“In far too many places throughout the nation, students and others see the school as a cold, aloof, negative, punitive, joyless, boring, irrelevant, bureaucratic, petrified institution ….” So begins “To Humanize Education,” a call to action from the October 1972 issue of Educational Leadership. Humanistic education—defined by Wikipedia as the concept of educating “the whole person”—may have had its heyday in the 1970s, in terms of the use of the phrase, but it’s clear that much of its message lives on today, and that aspects of it are reflected in the whole child approach to education.
The article, by Raymond H. Muessig and John J. Cogan, presents a series of bullet-pointed suggestions for schools looking to “humanize” their education.

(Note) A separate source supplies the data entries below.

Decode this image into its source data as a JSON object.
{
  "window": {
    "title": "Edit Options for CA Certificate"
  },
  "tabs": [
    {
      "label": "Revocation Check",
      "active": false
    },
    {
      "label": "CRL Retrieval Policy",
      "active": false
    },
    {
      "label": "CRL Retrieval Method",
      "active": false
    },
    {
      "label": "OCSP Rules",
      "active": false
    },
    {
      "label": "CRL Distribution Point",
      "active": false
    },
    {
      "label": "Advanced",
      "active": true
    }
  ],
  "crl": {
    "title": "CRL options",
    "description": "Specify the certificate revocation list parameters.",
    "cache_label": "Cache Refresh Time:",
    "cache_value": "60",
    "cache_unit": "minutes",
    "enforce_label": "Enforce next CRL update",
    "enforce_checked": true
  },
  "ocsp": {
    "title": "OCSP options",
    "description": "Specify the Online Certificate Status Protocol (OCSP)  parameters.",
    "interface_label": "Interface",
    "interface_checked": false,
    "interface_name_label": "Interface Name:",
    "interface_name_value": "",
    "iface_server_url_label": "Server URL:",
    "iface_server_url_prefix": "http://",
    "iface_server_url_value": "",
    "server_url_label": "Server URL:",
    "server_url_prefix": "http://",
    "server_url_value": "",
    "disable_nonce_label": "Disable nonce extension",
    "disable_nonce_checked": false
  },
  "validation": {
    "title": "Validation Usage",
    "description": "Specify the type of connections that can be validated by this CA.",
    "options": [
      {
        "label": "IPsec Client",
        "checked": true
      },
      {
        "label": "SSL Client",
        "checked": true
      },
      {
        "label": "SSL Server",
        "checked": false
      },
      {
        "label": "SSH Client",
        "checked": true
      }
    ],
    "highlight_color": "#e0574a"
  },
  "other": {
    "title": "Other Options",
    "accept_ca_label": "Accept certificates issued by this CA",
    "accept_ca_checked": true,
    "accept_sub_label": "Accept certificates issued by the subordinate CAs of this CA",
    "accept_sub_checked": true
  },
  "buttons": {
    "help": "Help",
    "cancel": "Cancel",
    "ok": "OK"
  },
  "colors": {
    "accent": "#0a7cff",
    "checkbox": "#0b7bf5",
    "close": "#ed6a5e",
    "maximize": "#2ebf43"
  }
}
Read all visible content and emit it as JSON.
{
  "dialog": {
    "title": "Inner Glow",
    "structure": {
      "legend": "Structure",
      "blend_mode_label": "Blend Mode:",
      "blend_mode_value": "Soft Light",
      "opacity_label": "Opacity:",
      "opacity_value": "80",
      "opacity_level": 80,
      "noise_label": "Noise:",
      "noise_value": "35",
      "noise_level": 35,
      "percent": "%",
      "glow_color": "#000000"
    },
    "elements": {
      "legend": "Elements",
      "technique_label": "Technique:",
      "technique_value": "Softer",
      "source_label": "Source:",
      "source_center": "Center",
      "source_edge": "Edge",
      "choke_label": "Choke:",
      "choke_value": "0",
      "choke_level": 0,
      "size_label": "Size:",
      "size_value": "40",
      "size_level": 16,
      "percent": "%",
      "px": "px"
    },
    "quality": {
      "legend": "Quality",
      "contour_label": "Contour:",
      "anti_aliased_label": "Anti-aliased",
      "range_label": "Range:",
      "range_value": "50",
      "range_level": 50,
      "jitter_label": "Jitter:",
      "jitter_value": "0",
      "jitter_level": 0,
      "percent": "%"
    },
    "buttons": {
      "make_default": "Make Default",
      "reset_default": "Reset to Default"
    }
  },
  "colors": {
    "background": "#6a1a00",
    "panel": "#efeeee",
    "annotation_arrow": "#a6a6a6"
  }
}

They encourage, for example, a curriculum less subject-centered and more focused on the problems, interests, and needs of students; opening the school after hours and on weekends for activities and adult education, similar to today’s community schools; and a shift from letter grades to written evaluations.
The article has a great range of tips, from the practical (“family-style” lunches between students and teachers) to the lofty (“education for happiness”), but from a historical perspective, it serves as a reminder that efforts to improve education persist longer than the labels given to them.